▽

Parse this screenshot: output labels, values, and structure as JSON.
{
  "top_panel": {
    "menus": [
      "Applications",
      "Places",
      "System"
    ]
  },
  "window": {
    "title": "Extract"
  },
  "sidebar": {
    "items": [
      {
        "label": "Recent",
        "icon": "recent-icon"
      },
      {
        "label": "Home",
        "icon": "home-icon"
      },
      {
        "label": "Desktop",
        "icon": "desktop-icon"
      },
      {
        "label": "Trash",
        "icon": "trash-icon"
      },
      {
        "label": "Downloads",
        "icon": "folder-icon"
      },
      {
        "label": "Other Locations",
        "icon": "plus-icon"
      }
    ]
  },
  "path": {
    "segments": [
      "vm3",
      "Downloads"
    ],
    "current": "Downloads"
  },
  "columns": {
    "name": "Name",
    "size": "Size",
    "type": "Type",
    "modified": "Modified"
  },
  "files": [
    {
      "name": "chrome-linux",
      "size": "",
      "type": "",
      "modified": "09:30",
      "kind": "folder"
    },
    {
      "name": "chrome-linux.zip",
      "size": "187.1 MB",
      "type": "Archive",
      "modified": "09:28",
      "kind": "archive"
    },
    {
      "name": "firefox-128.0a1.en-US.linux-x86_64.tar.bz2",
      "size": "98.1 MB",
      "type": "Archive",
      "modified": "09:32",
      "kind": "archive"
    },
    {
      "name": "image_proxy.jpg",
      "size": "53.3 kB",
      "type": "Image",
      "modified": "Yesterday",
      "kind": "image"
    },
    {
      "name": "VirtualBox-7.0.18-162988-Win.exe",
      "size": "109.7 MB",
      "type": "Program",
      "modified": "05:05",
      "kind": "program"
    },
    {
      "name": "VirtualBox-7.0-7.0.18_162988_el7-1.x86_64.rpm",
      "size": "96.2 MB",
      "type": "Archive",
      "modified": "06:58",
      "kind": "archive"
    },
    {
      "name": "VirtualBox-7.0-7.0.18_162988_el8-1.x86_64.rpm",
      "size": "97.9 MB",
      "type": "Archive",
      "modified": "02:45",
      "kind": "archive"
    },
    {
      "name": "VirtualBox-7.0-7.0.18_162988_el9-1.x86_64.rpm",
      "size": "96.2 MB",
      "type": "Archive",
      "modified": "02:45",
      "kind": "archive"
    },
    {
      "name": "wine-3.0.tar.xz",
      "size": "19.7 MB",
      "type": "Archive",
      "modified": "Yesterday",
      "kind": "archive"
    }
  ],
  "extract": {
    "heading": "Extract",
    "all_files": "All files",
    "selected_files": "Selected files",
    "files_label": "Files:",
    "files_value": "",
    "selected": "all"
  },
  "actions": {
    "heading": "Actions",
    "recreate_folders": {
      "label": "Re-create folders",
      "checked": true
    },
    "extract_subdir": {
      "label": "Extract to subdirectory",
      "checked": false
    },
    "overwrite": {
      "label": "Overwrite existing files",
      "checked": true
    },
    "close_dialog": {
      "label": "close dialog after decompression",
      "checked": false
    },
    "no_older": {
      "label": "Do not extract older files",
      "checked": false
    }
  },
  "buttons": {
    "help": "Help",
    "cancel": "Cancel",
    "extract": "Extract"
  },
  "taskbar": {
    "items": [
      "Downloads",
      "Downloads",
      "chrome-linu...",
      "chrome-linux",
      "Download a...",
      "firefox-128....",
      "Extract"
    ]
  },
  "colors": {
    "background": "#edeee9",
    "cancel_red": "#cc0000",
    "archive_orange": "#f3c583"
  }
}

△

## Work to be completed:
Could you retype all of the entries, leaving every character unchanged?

## Response area:
Parse this screenshot: output labels, values, and structure as JSON.
{
  "top_panel": {
    "menus": [
      "Applications",
      "Places",
      "System"
    ]
  },
  "window": {
    "title": "Extract"
  },
  "sidebar": {
    "items": [
      {
        "label": "Recent",
        "icon": "recent-icon"
      },
      {
        "label": "Home",
        "icon": "home-icon"
      },
      {
        "label": "Desktop",
        "icon": "desktop-icon"
      },
      {
        "label": "Trash",
        "icon": "trash-icon"
      },
      {
        "label": "Downloads",
        "icon": "folder-icon"
      },
      {
        "label": "Other Locations",
        "icon": "plus-icon"
      }
    ]
  },
  "path": {
    "segments": [
      "vm3",
      "Downloads"
    ],
    "current": "Downloads"
  },
  "columns": {
    "name": "Name",
    "size": "Size",
    "type": "Type",
    "modified": "Modified"
  },
  "files": [
    {
      "name": "chrome-linux",
      "size": "",
      "type": "",
      "modified": "09:30",
      "kind": "folder"
    },
    {
      "name": "chrome-linux.zip",
      "size": "187.1 MB",
      "type": "Archive",
      "modified": "09:28",
      "kind": "archive"
    },
    {
      "name": "firefox-128.0a1.en-US.linux-x86_64.tar.bz2",
      "size": "98.1 MB",
      "type": "Archive",
      "modified": "09:32",
      "kind": "archive"
    },
    {
      "name": "image_proxy.jpg",
      "size": "53.3 kB",
      "type": "Image",
      "modified": "Yesterday",
      "kind": "image"
    },
    {
      "name": "VirtualBox-7.0.18-162988-Win.exe",
      "size": "109.7 MB",
      "type": "Program",
      "modified": "05:05",
      "kind": "program"
    },
    {
      "name": "VirtualBox-7.0-7.0.18_162988_el7-1.x86_64.rpm",
      "size": "96.2 MB",
      "type": "Archive",
      "modified": "06:58",
      "kind": "archive"
    },
    {
      "name": "VirtualBox-7.0-7.0.18_162988_el8-1.x86_64.rpm",
      "size": "97.9 MB",
      "type": "Archive",
      "modified": "02:45",
      "kind": "archive"
    },
    {
      "name": "VirtualBox-7.0-7.0.18_162988_el9-1.x86_64.rpm",
      "size": "96.2 MB",
      "type": "Archive",
      "modified": "02:45",
      "kind": "archive"
    },
    {
      "name": "wine-3.0.tar.xz",
      "size": "19.7 MB",
      "type": "Archive",
      "modified": "Yesterday",
      "kind": "archive"
    }
  ],
  "extract": {
    "heading": "Extract",
    "all_files": "All files",
    "selected_files": "Selected files",
    "files_label": "Files:",
    "files_value": "",
    "selected": "all"
  },
  "actions": {
    "heading": "Actions",
    "recreate_folders": {
      "label": "Re-create folders",
      "checked": true
    },
    "extract_subdir": {
      "label": "Extract to subdirectory",
      "checked": false
    },
    "overwrite": {
      "label": "Overwrite existing files",
      "checked": true
    },
    "close_dialog": {
      "label": "close dialog after decompression",
      "checked": false
    },
    "no_older": {
      "label": "Do not extract older files",
      "checked": false
    }
  },
  "buttons": {
    "help": "Help",
    "cancel": "Cancel",
    "extract": "Extract"
  },
  "taskbar": {
    "items": [
      "Downloads",
      "Downloads",
      "chrome-linu...",
      "chrome-linux",
      "Download a...",
      "firefox-128....",
      "Extract"
    ]
  },
  "colors": {
    "background": "#edeee9",
    "cancel_red": "#cc0000",
    "archive_orange": "#f3c583"
  }
}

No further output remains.